We agree with Morozov. The increasing age of the population coupled with a desire to lower cost of care will lead to significant growth in the medical device sector. Embedded technology will at the heart of a health care revolution that will allow the medical industry to shift their focus to ‘well care,’ and improved patient monitoring. It will also give patients new tools to manage their own health. The biggest threat to a new wave of medical devices is the existing health care infrastructure which is focused on sick care.
What are your thoughts? Is government taxation threatening to slow down innovation and growth in your company? Does your company see financial opportunity in "well care" which gives patients and doctors the ability to monitor and intervene to prevent illness and provide early intervention to avoid costly in-patient care?
Effective October 1, 2012 the FDA is changing is requirements for medical device registration and listing. If you are a subcontract manufacturer it is likely that you must now register your company and all medical devices you manufacture with the FDA. The FDA estimates that this will apply to more than 750 companies who are not currently registered but manufacture finished products. This includes US-based and foreign establishments.
This regulation also applies to companies who develops specifications for a device that is distributed under the establishment's own name even if it is manufactured by another entity.
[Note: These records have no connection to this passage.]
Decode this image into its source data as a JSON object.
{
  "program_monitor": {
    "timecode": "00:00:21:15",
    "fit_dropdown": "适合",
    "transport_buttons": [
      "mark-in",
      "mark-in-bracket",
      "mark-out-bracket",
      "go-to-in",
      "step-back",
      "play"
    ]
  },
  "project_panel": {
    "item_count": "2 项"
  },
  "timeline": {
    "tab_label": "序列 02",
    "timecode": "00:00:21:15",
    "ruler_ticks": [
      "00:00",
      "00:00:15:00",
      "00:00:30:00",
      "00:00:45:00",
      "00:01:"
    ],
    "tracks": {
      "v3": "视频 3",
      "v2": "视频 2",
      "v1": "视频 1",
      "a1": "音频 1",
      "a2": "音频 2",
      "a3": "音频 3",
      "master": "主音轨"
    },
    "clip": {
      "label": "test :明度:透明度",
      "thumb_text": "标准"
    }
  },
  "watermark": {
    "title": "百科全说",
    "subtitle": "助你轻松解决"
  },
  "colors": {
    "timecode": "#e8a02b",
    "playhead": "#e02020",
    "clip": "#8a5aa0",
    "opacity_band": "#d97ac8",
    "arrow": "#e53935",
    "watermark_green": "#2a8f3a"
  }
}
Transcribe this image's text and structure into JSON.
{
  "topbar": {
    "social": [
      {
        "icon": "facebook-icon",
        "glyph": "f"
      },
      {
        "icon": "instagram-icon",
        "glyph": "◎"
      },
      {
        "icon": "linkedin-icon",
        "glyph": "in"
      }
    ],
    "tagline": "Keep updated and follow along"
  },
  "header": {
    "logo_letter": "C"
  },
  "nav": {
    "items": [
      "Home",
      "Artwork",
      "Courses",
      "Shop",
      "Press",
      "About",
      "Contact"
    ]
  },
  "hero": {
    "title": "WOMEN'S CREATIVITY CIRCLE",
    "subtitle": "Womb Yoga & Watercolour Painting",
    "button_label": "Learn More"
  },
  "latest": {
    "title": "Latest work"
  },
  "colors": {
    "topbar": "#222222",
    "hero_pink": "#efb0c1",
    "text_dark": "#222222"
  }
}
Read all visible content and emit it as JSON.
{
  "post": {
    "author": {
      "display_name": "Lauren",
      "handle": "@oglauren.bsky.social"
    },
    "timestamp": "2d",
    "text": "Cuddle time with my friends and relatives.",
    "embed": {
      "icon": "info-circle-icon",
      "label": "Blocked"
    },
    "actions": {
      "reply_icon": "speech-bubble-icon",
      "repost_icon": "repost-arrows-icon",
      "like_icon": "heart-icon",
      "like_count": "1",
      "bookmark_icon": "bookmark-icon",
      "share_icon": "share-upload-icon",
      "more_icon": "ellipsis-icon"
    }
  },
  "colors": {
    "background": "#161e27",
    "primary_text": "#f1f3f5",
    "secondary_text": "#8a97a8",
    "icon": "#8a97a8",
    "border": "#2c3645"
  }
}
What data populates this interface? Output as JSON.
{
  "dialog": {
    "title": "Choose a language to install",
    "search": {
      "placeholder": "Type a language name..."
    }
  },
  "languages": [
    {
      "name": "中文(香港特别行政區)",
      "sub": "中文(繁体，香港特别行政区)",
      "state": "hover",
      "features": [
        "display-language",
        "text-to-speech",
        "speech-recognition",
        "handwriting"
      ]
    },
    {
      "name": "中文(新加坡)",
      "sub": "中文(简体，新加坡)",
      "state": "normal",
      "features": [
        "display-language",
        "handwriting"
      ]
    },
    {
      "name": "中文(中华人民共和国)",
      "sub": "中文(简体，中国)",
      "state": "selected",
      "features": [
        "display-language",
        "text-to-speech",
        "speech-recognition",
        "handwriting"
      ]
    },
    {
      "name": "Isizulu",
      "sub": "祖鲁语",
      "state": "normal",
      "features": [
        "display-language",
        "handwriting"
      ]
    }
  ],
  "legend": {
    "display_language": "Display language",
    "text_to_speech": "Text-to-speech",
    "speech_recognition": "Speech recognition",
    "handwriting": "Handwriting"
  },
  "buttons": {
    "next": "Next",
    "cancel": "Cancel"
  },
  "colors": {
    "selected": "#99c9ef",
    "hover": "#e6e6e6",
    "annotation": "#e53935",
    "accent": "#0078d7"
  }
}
Please see Medical Device Establishment Registration and Listing - Notice of Changes for FY 2013 for more detailed information on whether this new regulation applies to you.